It wasn’t until I was talking with my sister that I had a striking realization – none of these quotes work. Why? Because none of them were funny. Sure, they tote heavy life lessons that I should try to remember every day. They’re words that encourage taking risks, learning from your mistakes, pushing the boundaries and appreciating your experiences. But they’re not funny.
Humour inspires me. It’s the trigger that makes me happy. It puts me in my most productive mindset. Silly humour washes away worries, insecurities or concerns. It’s like a warm hug from a giant teddy bear. It makes me feel safe. It makes me feel like anything is possible. And that’s what I need to crush the day.
Some people get inspired by tragedy. Some by hope. Some by deadlines. Some people get inspired when they see all of the amazing shit that other people in the world are doing. For me, the most consistent trigger that works day after day is humour.
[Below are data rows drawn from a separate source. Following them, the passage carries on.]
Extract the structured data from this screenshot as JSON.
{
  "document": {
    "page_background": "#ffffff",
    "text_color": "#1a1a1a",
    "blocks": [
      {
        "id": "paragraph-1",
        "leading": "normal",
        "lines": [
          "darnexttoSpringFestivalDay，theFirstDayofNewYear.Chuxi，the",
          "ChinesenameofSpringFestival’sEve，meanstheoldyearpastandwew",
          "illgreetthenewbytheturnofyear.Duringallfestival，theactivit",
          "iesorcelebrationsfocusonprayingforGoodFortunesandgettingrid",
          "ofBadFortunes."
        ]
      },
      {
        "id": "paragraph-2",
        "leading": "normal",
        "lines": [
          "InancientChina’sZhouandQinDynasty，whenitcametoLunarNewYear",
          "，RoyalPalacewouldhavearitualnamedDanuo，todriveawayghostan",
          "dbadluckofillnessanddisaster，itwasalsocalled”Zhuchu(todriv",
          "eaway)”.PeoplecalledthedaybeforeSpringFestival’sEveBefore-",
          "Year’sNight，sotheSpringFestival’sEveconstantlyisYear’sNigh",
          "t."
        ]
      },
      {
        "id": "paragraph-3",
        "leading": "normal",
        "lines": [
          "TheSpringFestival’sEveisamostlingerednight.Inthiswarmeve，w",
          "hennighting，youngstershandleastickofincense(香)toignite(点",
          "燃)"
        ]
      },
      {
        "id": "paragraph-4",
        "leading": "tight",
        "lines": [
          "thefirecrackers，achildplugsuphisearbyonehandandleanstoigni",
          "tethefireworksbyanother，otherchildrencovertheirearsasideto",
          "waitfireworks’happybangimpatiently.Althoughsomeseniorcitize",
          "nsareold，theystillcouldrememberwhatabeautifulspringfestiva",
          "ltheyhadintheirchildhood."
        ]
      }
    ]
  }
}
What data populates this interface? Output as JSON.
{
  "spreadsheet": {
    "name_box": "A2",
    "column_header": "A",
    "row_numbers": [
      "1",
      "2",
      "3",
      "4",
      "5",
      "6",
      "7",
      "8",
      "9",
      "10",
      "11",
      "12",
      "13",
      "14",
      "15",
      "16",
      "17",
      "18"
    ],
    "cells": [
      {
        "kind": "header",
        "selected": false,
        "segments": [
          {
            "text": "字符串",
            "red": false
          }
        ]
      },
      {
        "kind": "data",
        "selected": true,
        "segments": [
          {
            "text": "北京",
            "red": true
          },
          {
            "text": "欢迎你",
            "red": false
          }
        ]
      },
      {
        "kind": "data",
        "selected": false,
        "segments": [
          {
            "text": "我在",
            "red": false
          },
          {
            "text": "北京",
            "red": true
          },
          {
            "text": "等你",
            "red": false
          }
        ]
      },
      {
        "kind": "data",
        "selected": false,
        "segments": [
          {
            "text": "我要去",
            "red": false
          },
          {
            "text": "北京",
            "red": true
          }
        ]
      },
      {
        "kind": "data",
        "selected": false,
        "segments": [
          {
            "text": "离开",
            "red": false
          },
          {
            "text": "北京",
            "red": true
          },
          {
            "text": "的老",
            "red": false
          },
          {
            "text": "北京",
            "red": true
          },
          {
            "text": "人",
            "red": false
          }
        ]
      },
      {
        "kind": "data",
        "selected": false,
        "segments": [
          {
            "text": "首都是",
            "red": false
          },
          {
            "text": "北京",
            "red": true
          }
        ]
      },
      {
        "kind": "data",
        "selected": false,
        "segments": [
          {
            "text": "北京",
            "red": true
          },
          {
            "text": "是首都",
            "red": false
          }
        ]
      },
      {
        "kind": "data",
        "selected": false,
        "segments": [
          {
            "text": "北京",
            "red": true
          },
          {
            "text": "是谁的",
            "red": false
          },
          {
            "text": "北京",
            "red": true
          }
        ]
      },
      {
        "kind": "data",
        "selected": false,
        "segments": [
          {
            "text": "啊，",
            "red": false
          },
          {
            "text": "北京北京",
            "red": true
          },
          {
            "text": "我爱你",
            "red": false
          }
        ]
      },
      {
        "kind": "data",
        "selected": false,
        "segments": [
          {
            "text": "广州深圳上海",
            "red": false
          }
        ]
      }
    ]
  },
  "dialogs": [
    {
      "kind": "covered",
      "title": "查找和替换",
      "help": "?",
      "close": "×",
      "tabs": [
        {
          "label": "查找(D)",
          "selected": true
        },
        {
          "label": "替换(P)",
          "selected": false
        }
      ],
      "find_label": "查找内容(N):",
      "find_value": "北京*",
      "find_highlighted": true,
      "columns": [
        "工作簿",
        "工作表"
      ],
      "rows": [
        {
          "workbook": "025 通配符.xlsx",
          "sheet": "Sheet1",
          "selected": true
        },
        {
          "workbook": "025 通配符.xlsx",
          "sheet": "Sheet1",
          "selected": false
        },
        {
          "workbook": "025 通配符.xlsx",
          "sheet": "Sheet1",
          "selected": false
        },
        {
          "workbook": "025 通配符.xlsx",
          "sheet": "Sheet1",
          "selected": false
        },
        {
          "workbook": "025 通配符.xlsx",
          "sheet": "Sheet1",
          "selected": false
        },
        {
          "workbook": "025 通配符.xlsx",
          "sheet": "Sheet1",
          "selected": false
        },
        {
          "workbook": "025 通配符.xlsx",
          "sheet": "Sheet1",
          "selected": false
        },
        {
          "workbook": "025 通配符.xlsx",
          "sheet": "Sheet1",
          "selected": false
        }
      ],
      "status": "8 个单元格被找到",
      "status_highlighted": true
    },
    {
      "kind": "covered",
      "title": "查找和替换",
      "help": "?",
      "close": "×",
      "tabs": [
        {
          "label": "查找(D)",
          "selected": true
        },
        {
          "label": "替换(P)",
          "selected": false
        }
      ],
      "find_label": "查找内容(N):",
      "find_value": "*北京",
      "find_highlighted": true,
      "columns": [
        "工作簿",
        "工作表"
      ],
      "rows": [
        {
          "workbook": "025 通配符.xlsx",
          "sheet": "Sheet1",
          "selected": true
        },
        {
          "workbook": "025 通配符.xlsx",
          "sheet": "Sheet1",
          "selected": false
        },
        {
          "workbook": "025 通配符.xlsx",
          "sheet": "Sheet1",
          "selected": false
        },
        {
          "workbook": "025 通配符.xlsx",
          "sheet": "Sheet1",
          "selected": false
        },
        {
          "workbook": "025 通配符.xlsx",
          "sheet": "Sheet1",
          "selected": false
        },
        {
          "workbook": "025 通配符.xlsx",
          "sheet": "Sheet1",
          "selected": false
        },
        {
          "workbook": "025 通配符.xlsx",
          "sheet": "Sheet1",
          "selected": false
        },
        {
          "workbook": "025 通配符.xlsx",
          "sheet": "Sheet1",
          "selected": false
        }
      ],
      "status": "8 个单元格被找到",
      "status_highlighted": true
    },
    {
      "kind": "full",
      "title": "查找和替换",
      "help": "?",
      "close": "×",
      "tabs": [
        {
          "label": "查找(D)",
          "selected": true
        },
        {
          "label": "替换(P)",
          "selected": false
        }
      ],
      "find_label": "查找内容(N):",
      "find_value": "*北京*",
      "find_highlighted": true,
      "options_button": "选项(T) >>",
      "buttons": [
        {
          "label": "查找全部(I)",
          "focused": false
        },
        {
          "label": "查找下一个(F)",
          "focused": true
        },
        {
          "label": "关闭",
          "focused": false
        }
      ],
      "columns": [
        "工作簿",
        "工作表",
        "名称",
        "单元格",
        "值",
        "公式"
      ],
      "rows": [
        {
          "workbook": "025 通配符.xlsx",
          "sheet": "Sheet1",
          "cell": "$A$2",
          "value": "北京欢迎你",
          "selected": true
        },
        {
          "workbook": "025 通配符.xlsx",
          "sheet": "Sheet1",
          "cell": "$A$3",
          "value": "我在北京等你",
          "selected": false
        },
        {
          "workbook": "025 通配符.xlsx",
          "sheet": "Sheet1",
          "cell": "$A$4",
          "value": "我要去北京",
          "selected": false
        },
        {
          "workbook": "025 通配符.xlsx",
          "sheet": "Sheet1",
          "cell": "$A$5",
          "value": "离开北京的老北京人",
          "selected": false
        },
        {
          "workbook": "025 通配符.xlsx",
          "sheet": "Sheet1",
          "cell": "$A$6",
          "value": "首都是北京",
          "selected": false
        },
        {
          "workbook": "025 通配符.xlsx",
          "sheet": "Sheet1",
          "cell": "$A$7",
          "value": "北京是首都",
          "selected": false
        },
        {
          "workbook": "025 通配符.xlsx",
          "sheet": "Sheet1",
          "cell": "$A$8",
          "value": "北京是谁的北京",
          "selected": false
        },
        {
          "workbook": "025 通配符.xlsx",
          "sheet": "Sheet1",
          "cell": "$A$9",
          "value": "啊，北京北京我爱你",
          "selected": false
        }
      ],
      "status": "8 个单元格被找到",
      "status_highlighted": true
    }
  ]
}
Something silly. Something to make me smile.
Now I just have to paint this fucking thing …
Posted: April 29th, 2011 | Author: Christian | Filed under: Inspiration | Tags: Art, christian parsons, idea drunk, Inspiration, painting, quote, van gogh | No Comments »
Sometimes the greatest opponent to doing great things is that little voice inside your head. The best thing to do to shut it up is to DO exactly what that little voice says that you couldn’t.
Because that little voice inside your head is afraid. It’s afraid of trying something and failing. It’s afraid of succeeding and having everything change. It’s afraid of challenging the status quo of the everyday pattern of your life.
Ignore that little voice inside your head. Instead, listen to the feeling in your heart that’s begging you to create or try something new.
Posted: November 25th, 2009 | Author: Christian | Filed under: Thought Starters | Tags: blank canvas, david trott, Inspiration, painting, winston churchill | No Comments »
This post is for my Dad.
I don’t think he understands my job.
I work in advertising.
On the account side.
A lot of times people ask me what I do.
Here’s what I tell them:
When Churchill retired from politics he tried painting.
He set up his easel in his garden.
He got just the right size canvas.
He organized all his paints and brushes.
He’d chosen a perfectly comfortable stool.
He made sure everything was absolutely right.
Then he tried to decide where to start on the painting.
He stared at the pristine, white canvas.
Should he start in one area and work his way across?
Or should he sketch in the rough outline first?
Should he try to include the whole landscape?
Or should he pick one particular part to concentrate on?
How to begin exactly?
Two hours later his wife came out with a cup of tea.
He hadn’t painted a thing.
He was still sitting there thinking.
The canvas was still perfectly white.
His wife asked him why he hadn’t painted anything.
He said he couldn’t decide where to start.
So she picked up a brush and painted a huge squiggle in the middle of the canvas.
Churchill went ballistic.
“What are you doing, you’ve ruined a perfectly good canvas.”
She said, “Well now you’ll just have to fix it won’t you.”
And he started to fix the mess.
Scraping off the paint, and painting over it.
And pretty soon he’d painted his first landscape.
See what was stopping Churchill was knowing how to start.
What his wife did was take the start-point away.
She gave him a problem to fix instead.
The man who could lead Britain in a world war didn’t know what to do with a blank canvas.
Give him a problem to fix, a massive mess that no one else could sort out.
But how do you start when there is no problem?
Creative people are good at fixing problems.
Good at responding.
Not so good at creating from nothing.
With no brief, no direction, no ideas, nothing to get hold of.
So that’s what I do. I draw squiggles on a blank canvas.